Was Wilfried Zaha's Manchester United hell due to club mismanagement?
In a recent interview with The Guardian, Wilfried Zaha opened up about his life at Crystal Palace, Manchester United and moments that carved his life. The winger transferred from Crystal Palace to Manchester United in 2013 when he was 19. Sir Alex Ferguson’s last signing, he went back on loan to Palace soon after the transfer.
Upon finishing the season at Selhurst Park, he returned to Manchester where he made a couple of appearances under new manager David Moyes. Failing to gain the Scot’s trust produced another loan, to Cardiff City. The next year, he returned to Palace on loan. His status as an Eagle became permanent in 2015. By then, Louis Van Gaal managed United.
Zaha mentioned that his time at United was nothing less than "hell". The club exerted control over where he lived. He believed his appearances were limited because Moyes did not offer him enough chances.
Constant rumours linking him with Moyes’ daughter aggravated the situation. He blamed the club for not coming to his rescue by clearing the air regarding false rumours.
Living apart from his family, without his support system, he found no alternatives in the clubhouse. Zaha recounted one incident wherein he discovered his t-shirts scissored to pieces just because his teammates did not like his style.

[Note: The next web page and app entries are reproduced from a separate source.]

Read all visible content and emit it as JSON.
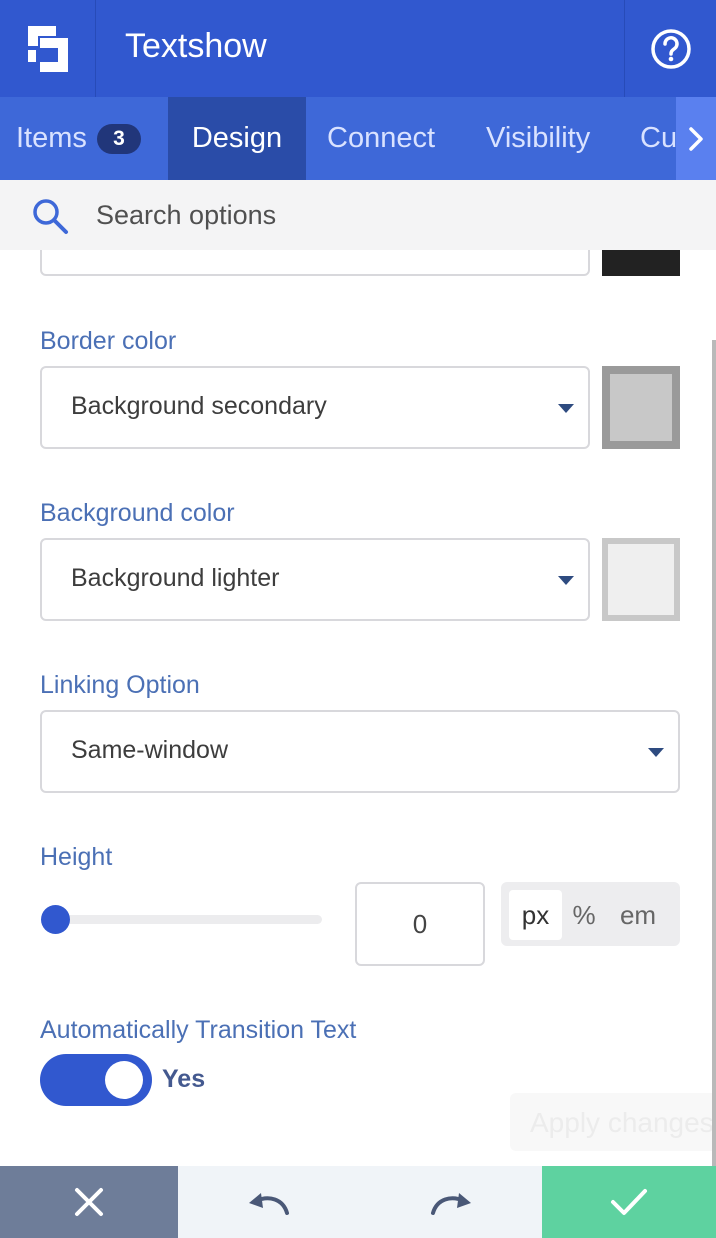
{
  "app": {
    "title": "Textshow"
  },
  "tabs": [
    {
      "label": "Items",
      "badge": "3"
    },
    {
      "label": "Design"
    },
    {
      "label": "Connect"
    },
    {
      "label": "Visibility"
    },
    {
      "label": "Cu"
    }
  ],
  "search": {
    "placeholder": "Search options"
  },
  "fields": {
    "border_color": {
      "label": "Border color",
      "value": "Background secondary",
      "swatch": "#c8c8c8",
      "swatch_border": "#9a9a9a"
    },
    "background_color": {
      "label": "Background color",
      "value": "Background lighter",
      "swatch": "#efefef",
      "swatch_border": "#c8c8c8"
    },
    "linking_option": {
      "label": "Linking Option",
      "value": "Same-window"
    },
    "height": {
      "label": "Height",
      "value": "0",
      "units": [
        "px",
        "%",
        "em"
      ],
      "active_unit": "px",
      "slider_fraction": 0
    },
    "auto_transition": {
      "label": "Automatically Transition Text",
      "state": "Yes"
    }
  },
  "apply_label": "Apply changes",
  "colors": {
    "primary": "#3158cf",
    "tab_bar": "#3e68d8",
    "accept": "#5ed2a0",
    "cancel": "#6e7d99",
    "label": "#4b70b5"
  }
}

Although he matured, learning from his experience, the saga left a bitter after-taste. The question is how responsible is the club? Is any of this due to United’s mismanagement?
His living arrangements and family disconnect can be blamed on his agent’s poor negotiating skills. For a 19-year-old to move to a new environment where the pressure's always high, it’s imperative that he's surrounded by the right people. If the agent doesn't understand that going in, is it incumbent on the club to investigate his needs?
New United recruit Diogo Dalot moved with his friends and family this summer. Similar arrangements have been requested numerous times by other players and coaches. Players' thinking and ability to cope are influenced by their surroundings.
The club rarely discusses such rumours. Every season brings dozens of salacious tidbits regarding player unrest, conflict with managers, even training ground showdowns. Put your hand down, Mr Pogba. Commenting on one sets a precedent to address them all. Transparency's all well and good but its presence can be abused, not to mention distracting.
Similarly, patience is an important part of the ability to gain a manager’s trust. Luke Shaw sat out an entire season while he and Jose Mourinho came to terms. The player bears some responsibility to prove resilience. He cannot be coddled. Nor, even in a deep squad fighting on four fronts, are opportunities readily available for all. It's a competitive environment. You must work while awaiting your chances.
If a player doesn’t want to move, there’s very little that a club can do to sell him. That's why Luke Shaw remains at the club. Zaha, on the other hand, accepted the chance to join another club. He may have been treated harshly at Carrington. Perhaps he was neglected. The question remains whether he possessed the proper mindset to overcome the adversity.